Camposano of the University of Asia and the Pacific says that as much as Filipinos love to laugh about politics, they also take politics seriously. “People die for their candidates. People kill for their candidates. People spend billions [on] their campaigns…. Why would you invest 220,000 pesos for a 50-second spot on TV? It’s serious.”
Still and all, he sees a need to distinguish between a serious discussion of politics and the way Filipinos take politics seriously. “Elections are very much a personal enterprise,” he says. Whether it is some kind of reward, relationship, or opportunity, elections affect the future interests of individuals, she notes.
In her published studies of the hugely popular comic strip Pugad Baboy (Swines’ Nest) of cartoonist Apolonio “Pol” Medina Jr., Ancheta illustrates why the fictional Pugad Baboy community appeals to Filipinos. In the comic strip, “distant things are internalized, we share our personal struggles with the community, the micro and the macro are deeply intertwined,” she says.
Adds Ancheta: “Remember the parallelism within the Gloria-dwende joke? Apparently, in the Filipino mindset, we liken any space we occupy or value to our concept of home. Thus, politics matters to us.”
Camposano laments, however, what he calls the lack of a civic culture, hence the lack of “inclusive and serious political discourse,” in the Philippines. To candidates and voters, politics seems to be built largely on selfish interests,” and this, he says, may explain why many Filipinos end up trivializing politics rather than becoming involved.
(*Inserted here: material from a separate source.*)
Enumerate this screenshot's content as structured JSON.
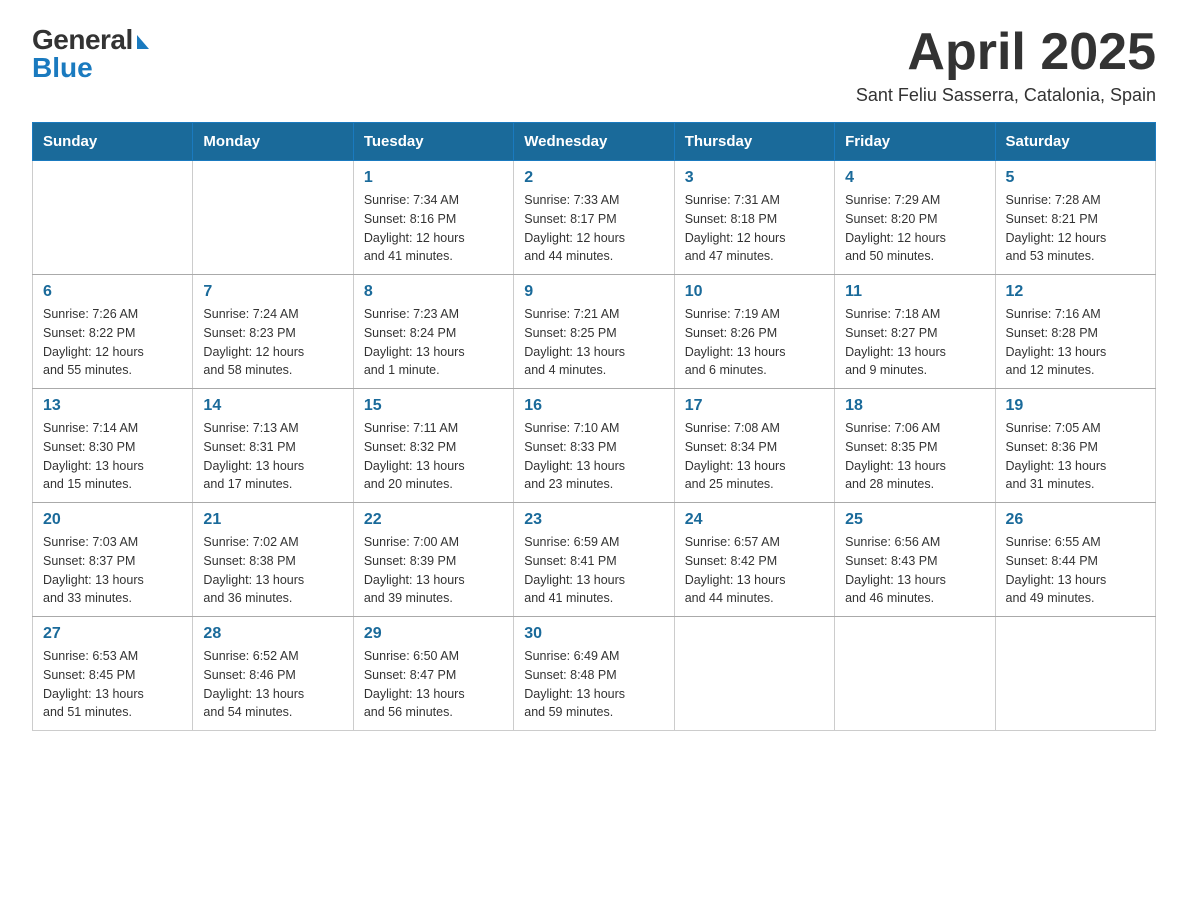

In Ancheta’s view, it’s a chicken-and-egg situation. It is said that Filipinos should consider themselves “lucky” if they could get honest public officials elected. If luck remains the arbiter of elections, how is anyone supposed to trust the public sphere enough to do more than laugh, and finally work for change? “We have yet to see a reward for good citizenship,” she says.
“Much of the laughter that we have is really a lack of space. We laugh a great deal because we need to survive… to cope with pressure,” adds Ancheta.
“[And because] we’re not a talk-about-it people… we’re the culture that says, ‘Sorry, yeah, hayaan mo na lang, bahala na, bahala na s’ya’… given the misery of our situation, joking becomes our outlet.” (The authors are interns at PCIJ.)